8 – Douglas Hot Springs
Normally when I think hot springs I think of mildly warm water that smells overpoweringly of sulfur. But not Douglas. Here the water bubbles up boiling hot through a sandy creek bed and converges with a cool water section of running river. The resulting mix comes at any temperature that you could desire (from scalding to tepid). Sitting in the steaming pools at dusk with your legs trailing in the current is the all the spa you’ll ever need up in the Territory. Keep your eyes peeled for the two beautiful olive pythons living in the hollow tree stump at the water’s edge.
9 – Katherine George
My favorite experience in Australia may very well be the 41-mile, five day Jatbula Trail tracing the Edith River near Katherine. Arrive in the early part of the dry season (when the rivers are safe from saltwater crocs but there’s still lots of water flowing) and you will experience some of the most stunning, yet isolated scenery the territory has to share. Each day of hiking leads to a new, separate, and totally unpopulated waterhole with natural slides, cliffs to jump off of and animals of all sorts to spot including the rare frill-necked lizard. The hike winds through grassy savannah, swampy wetlands, and rough stone country—sometimes all three in a day, before dropping you at another empty, spectacular campsite.

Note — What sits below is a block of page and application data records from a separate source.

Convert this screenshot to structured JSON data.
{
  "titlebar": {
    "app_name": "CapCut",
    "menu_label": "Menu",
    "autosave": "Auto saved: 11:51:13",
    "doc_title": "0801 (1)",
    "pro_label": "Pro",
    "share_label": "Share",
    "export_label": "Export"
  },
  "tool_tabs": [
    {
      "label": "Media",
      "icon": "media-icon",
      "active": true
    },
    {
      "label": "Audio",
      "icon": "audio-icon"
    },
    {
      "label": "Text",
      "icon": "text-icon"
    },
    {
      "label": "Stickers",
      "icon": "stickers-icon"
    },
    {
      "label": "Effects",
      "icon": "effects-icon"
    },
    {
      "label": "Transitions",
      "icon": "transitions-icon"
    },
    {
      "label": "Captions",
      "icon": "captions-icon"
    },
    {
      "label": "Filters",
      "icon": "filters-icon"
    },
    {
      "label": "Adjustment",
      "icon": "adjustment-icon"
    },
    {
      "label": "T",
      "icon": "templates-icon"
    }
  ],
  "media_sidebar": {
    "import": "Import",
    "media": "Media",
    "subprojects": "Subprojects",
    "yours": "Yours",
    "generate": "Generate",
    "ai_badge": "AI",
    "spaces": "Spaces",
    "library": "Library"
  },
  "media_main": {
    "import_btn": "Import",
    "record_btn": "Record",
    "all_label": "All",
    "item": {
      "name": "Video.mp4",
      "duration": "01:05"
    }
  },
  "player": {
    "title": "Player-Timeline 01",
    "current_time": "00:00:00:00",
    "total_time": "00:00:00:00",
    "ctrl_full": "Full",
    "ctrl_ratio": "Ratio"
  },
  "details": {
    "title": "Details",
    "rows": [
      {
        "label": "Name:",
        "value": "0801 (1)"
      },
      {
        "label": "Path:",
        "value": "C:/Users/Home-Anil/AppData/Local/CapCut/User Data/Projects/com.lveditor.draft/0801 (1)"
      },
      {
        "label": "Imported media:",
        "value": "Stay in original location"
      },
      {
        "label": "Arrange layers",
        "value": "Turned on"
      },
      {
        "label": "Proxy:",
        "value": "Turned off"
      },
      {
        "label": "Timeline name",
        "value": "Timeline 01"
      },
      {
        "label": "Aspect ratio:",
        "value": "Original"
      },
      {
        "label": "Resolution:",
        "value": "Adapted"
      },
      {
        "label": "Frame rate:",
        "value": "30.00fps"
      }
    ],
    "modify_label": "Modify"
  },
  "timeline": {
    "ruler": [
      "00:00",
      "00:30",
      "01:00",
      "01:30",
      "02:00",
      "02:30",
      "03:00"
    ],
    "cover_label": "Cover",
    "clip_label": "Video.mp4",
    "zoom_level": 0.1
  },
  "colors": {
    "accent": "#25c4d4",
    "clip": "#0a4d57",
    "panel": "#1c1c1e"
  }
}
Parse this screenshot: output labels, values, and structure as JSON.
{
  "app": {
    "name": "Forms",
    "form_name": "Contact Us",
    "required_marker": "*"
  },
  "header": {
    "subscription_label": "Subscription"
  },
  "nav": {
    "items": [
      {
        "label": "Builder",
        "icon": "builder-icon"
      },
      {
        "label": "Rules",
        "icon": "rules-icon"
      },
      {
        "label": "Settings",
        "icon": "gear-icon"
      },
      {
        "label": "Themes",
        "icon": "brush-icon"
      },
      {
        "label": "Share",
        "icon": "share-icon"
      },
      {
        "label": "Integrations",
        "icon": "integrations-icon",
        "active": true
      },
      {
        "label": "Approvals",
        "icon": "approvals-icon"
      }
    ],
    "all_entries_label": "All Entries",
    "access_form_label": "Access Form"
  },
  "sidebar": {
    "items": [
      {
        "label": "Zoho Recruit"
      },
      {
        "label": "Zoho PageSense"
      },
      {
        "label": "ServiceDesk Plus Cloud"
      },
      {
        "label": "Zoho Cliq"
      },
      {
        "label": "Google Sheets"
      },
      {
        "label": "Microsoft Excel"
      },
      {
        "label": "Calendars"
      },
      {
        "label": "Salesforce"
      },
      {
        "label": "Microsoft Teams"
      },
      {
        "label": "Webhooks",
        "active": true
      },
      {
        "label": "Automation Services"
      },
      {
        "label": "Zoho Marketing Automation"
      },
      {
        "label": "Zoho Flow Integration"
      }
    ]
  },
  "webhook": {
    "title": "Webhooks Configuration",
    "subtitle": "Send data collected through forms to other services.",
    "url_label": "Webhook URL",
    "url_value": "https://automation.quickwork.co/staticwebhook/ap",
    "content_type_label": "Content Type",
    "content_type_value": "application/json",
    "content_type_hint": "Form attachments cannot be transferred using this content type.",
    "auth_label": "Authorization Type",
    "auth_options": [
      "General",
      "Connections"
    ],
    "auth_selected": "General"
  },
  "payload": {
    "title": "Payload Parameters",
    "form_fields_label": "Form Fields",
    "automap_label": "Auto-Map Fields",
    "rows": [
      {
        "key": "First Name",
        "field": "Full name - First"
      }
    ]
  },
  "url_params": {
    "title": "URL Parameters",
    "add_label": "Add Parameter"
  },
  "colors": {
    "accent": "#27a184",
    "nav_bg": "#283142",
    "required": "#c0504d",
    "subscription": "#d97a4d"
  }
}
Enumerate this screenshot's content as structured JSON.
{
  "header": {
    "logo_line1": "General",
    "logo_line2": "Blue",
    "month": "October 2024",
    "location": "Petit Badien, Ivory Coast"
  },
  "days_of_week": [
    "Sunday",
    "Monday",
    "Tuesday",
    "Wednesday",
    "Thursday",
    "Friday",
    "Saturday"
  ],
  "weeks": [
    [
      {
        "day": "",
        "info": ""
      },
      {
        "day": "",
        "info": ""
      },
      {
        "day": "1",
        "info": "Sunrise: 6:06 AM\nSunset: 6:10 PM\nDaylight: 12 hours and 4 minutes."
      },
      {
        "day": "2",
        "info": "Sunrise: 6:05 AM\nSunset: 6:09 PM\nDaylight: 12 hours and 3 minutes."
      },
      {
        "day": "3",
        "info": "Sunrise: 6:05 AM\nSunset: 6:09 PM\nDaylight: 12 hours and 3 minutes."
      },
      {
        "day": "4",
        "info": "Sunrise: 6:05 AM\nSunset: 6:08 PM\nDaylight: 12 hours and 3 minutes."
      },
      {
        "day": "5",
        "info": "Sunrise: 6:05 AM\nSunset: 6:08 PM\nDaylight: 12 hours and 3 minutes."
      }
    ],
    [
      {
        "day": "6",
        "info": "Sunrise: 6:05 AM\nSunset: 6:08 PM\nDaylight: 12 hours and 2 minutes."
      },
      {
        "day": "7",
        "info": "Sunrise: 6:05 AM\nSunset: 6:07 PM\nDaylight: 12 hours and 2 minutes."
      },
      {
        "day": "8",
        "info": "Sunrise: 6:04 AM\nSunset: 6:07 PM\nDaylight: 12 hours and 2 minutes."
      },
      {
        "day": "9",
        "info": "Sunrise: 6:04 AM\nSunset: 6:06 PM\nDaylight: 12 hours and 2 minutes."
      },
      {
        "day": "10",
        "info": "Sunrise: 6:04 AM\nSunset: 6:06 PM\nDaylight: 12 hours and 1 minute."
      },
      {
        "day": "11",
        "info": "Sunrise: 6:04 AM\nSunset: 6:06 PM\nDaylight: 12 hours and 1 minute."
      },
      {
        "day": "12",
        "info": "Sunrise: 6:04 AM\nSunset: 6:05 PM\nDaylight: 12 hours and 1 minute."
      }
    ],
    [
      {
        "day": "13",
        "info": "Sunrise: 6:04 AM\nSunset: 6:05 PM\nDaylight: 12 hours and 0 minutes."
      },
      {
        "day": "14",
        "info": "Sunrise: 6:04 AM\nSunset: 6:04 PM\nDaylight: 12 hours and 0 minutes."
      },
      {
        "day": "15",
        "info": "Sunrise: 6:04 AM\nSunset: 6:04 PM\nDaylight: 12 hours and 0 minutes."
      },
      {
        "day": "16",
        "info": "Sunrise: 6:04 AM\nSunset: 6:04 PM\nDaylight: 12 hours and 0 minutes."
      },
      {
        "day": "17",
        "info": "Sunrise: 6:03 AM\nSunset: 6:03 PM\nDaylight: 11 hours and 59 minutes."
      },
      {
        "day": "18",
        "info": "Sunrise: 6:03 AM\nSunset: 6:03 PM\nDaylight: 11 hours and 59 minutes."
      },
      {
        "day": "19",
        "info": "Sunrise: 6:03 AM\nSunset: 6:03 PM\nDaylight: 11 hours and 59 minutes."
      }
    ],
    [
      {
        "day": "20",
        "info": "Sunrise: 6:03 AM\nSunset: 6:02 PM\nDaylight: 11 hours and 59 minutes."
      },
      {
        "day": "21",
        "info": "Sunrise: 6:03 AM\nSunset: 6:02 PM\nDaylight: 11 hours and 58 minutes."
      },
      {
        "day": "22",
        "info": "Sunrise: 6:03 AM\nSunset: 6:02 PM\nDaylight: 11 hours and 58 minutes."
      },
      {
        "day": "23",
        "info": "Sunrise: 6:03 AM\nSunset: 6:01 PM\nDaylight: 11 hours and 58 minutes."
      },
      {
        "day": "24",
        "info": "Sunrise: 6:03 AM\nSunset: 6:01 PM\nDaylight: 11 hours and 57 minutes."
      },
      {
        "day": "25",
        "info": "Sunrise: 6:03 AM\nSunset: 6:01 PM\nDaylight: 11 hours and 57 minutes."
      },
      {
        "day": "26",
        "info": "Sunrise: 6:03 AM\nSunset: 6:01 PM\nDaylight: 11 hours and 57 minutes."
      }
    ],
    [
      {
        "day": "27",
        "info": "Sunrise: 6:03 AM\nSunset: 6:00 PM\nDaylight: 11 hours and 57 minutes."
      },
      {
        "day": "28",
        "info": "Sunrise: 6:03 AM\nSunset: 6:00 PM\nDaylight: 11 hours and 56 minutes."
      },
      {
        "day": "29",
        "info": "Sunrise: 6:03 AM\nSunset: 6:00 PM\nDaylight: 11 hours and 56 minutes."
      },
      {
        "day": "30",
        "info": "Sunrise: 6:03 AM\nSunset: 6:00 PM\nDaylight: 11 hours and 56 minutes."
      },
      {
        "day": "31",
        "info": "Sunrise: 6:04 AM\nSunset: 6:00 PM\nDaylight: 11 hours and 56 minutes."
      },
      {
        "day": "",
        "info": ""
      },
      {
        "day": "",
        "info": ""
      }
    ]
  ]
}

10 – Arnhem Land
Abutting Kakadu National park, this vast Aboriginal Land Trust is difficult for tourists to access but worth the effort ten-times over. Arnhem Land has the same various beauty as Kakadu without the infrastructure or crowds. More importantly, this is the spot to go if you are looking to connect with indigenous people living in the traditional manner. Some of the area can be accessed by tourists who hold permits, reserved far in advance. If you aren’t planning a year out a better option comes around in July, when the Aboriginal Community at Oenpelli (near the Kakadu-Arnhem Land Border) hosts an “Open Day”. There, visitors can see the works of traditional artists, practice spear throwing, enjoy local music and dance and watch a footy match between neighboring communities. A month later, on the isolated Gove Peninsula in North East Arnhem Land, the Garma Culture Festival kicks off, a weeklong opportunity for visitors to see the intact cultural traditions of the Yolngu people who have inhabited the peninsula continuously throughout the course of history. It may take a little research to access Arnhem Land but the opportunity to interact with Aboriginal communities on their land and on their terms is absolutely invaluable.
So there it is. The Northern Territory in all its croc filled, scorched earth, wild, sprawling, epic glory. In danger of sounding far too gushy: let me wager that this is the Down Under you’ve always dreamed of.
When to go
To visit the Top-End try the end of May till the first week in July when the water holes are full but the crocs have moved out of them. The Red Center is great any time but keep in mind that summer temperatures regularly climb upwards of a hundred and ten degrees.
Uluru by Peter Nijenhuis on Flickr, Kings Canyon by Lyndi&Jason on Flickr, Darwin sunset market by grun2000 on Flickr, Swimming hole and Gunlom Falls by Steve Bramucci